By Mary-Jane Pilgrim, Master Gardener
A couple of weeks ago, Laura Gardner posted an article in this blog about insects in our gardens in general. I’d like to follow up on that post with one specifically addressing the variety of stripey flying insects in our gardens.
Bees, wasps and hornets are often lumped into one stinging group but is important to understand the difference between bees, wasps and hornets in order to appreciate their significance in the garden.
Bees are mostly hairy, have fat legs and short fat bodies. They eat pollen and nectar, and in the process of gathering these, they pollinate flowers. Bees die after they sting. There are over 400 discovered varieties of bees in Ontario.
Wasps and hornets have hairless bodies and tend to be long and sleek with a narrow between the abdomen and thorax. They are predators and for the most part they eat other insects. A hornet is a larger type of wasp with black and white rings instead of black and yellow. The most common type of wasp in Ontario is the yellow jacket, but there are three others in this region: Bald faced hornets, paper wasps and mud dauber wasps. Wasps and hornets do not die after they sting, and can sting multiple times.
For the most part, wasps are not important pollinators but they are hunters and their prey is other insects. They play an important role in protecting your plants. Wasps spend their summers seeking out aphids, flies, caterpillars and other bugs – many of them pests – to feed to their larvae. Hundreds or even thousands of larvae can be produced each year in a paper wasp hive, so they look after a lot of bugs!
How can we coexist with these scary, menacing fliers? Wasps sting when you threaten them. If you get stung it is probably your fault – it may not be intentional – but you are still to blame. If you swing at them or make sudden movements, they will feel threatened and there is a good chance you will be stung. The best way to avoid the pain is to treat bees and wasps with respect. Move calmly and deliberately, give them space to go about their business, and they will ignore you. If you do get stung, wash the area with soap and water and apply an ice-pack. You might want to take an anti-histamine tablet or use an anti-histamine lotion. If you have an extreme reaction, get to the ER fast. Otherwise, try a fresh-cut raw onion (it has enzymes that counteract the venom), anti-perspirants that contain aluminum zirconium, After-Bite, or a simple paste made from baking soda and water to ease your suffering.
Most people don’t want to have wasps living alongside them, but if you can possibly leave the nest alone, it is advisable to do so. After all, wasps are so common that even if you can’t see a nest, it’s probable there’s one nearby. The wasp colony will die when the cold weather hits. If the nest is left in place it is unlikely that wasps will build there again the following year, so you can dispose of any visible wasp nests in winter or early spring. The only wasps to over-winter are the fertilized queens which start new colonies in the spring.

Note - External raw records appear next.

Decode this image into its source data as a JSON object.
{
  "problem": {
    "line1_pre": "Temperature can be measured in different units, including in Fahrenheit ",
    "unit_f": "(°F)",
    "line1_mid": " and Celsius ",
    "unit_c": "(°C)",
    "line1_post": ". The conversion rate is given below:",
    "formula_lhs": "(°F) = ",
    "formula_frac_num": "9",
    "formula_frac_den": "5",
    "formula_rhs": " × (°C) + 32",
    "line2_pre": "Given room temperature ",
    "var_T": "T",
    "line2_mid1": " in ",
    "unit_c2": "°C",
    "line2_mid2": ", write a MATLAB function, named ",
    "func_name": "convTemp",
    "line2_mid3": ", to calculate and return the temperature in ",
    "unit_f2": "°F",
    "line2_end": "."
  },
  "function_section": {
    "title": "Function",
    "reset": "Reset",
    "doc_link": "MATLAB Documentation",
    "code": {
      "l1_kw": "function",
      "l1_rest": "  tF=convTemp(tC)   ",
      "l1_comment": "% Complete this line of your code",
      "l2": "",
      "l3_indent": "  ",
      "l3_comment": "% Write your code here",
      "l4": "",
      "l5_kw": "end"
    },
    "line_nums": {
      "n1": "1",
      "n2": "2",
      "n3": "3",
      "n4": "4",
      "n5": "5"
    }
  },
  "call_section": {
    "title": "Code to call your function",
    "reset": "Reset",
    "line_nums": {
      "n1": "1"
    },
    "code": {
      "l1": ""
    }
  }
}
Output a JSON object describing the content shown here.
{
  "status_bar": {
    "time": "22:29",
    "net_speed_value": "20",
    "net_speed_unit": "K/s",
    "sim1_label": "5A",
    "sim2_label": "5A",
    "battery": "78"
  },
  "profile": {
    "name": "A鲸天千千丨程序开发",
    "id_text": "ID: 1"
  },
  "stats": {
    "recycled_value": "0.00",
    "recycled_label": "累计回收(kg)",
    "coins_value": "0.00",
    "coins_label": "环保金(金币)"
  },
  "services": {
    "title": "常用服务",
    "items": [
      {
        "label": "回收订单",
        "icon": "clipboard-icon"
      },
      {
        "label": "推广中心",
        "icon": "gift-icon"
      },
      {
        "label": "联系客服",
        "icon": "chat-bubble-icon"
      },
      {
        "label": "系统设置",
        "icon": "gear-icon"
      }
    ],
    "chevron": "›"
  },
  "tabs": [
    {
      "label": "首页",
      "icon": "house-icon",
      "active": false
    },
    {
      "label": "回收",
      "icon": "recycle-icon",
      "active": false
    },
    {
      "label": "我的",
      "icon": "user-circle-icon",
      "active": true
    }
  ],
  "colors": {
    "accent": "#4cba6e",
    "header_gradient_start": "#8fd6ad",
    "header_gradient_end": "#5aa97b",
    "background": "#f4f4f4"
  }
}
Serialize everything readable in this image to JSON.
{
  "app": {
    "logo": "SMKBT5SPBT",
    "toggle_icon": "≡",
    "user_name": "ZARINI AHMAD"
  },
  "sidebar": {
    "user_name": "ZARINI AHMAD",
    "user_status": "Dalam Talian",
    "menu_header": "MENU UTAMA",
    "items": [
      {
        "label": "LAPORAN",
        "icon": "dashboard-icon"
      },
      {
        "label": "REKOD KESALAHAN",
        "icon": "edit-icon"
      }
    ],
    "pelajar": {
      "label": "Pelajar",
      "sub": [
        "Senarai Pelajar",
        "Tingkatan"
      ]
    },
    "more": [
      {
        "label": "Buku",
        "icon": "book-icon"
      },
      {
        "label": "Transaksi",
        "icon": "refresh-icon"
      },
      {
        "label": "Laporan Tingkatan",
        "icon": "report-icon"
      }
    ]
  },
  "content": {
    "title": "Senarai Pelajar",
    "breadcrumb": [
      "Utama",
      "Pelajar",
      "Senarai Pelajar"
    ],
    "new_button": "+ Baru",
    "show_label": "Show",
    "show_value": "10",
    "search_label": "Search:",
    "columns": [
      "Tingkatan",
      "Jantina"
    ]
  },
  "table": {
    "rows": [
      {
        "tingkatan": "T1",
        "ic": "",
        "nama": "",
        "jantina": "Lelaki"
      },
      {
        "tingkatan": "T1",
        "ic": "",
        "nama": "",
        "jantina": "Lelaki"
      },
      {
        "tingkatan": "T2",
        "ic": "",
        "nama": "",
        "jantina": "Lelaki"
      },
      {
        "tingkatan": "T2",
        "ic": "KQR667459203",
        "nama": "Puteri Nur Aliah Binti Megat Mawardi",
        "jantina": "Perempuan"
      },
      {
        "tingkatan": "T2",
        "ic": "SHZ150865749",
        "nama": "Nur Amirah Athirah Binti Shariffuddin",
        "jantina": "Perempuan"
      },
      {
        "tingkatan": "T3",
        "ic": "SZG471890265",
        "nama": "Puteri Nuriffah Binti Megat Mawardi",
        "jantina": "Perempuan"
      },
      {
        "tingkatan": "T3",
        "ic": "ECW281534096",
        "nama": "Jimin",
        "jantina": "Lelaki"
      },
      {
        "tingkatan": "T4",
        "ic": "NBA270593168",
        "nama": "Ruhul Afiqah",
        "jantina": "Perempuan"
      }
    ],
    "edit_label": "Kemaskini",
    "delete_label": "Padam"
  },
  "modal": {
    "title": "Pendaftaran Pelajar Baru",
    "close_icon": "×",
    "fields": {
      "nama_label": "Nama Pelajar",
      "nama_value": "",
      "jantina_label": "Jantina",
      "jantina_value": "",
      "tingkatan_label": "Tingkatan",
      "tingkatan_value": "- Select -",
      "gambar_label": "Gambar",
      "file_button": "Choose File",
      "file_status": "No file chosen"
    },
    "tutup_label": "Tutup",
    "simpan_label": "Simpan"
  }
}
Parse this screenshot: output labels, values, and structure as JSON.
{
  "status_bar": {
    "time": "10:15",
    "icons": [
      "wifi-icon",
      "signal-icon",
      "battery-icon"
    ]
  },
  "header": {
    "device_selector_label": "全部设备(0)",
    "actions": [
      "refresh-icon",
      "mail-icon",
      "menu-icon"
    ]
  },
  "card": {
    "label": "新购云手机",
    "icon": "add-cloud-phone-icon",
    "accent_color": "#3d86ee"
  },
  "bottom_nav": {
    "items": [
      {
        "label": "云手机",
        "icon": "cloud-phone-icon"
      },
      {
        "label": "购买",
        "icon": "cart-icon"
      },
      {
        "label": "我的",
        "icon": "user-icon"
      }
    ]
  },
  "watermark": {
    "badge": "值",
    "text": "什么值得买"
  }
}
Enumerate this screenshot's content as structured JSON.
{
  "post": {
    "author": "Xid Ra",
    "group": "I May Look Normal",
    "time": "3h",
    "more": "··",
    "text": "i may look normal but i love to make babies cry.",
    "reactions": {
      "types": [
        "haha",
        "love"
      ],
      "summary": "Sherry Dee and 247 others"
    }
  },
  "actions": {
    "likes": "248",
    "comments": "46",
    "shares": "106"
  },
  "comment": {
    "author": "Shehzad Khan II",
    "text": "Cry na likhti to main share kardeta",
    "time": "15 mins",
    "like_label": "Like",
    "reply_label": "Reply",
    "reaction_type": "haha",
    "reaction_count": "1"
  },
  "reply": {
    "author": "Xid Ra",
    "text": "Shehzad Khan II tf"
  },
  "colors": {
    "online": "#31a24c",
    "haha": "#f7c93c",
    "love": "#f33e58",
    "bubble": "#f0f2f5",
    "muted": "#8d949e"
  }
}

The best way to deal with wasps is to minimize their numbers by deterring them from the area. Do not keep any food (including your pet’s) lying around. Keep drinks covered when outdoors and always ensure that garbage cans are tightly sealed. Also, keep any fallen fruits from nearby trees, shrubs and gardens picked up as their sweet juices attract the wasps.
Fake wasp nests are available to the homeowner to hang in trees near the house. Since the wasps are territorial, they will probably set up housekeeping somewhere else.
Last year, we had wasps nesting in two places under our vinyl siding. Since they were near our back door, we tried some of the sprays available but found that they weren’t effective. One day, I bravely (and quickly) put duct-tape over the nest entrances, and the problem was solved instantly. If only I’d tried that before heading to the hardware store!
If you can find a way to coexist with the majority of these insects, your gardens will thank you.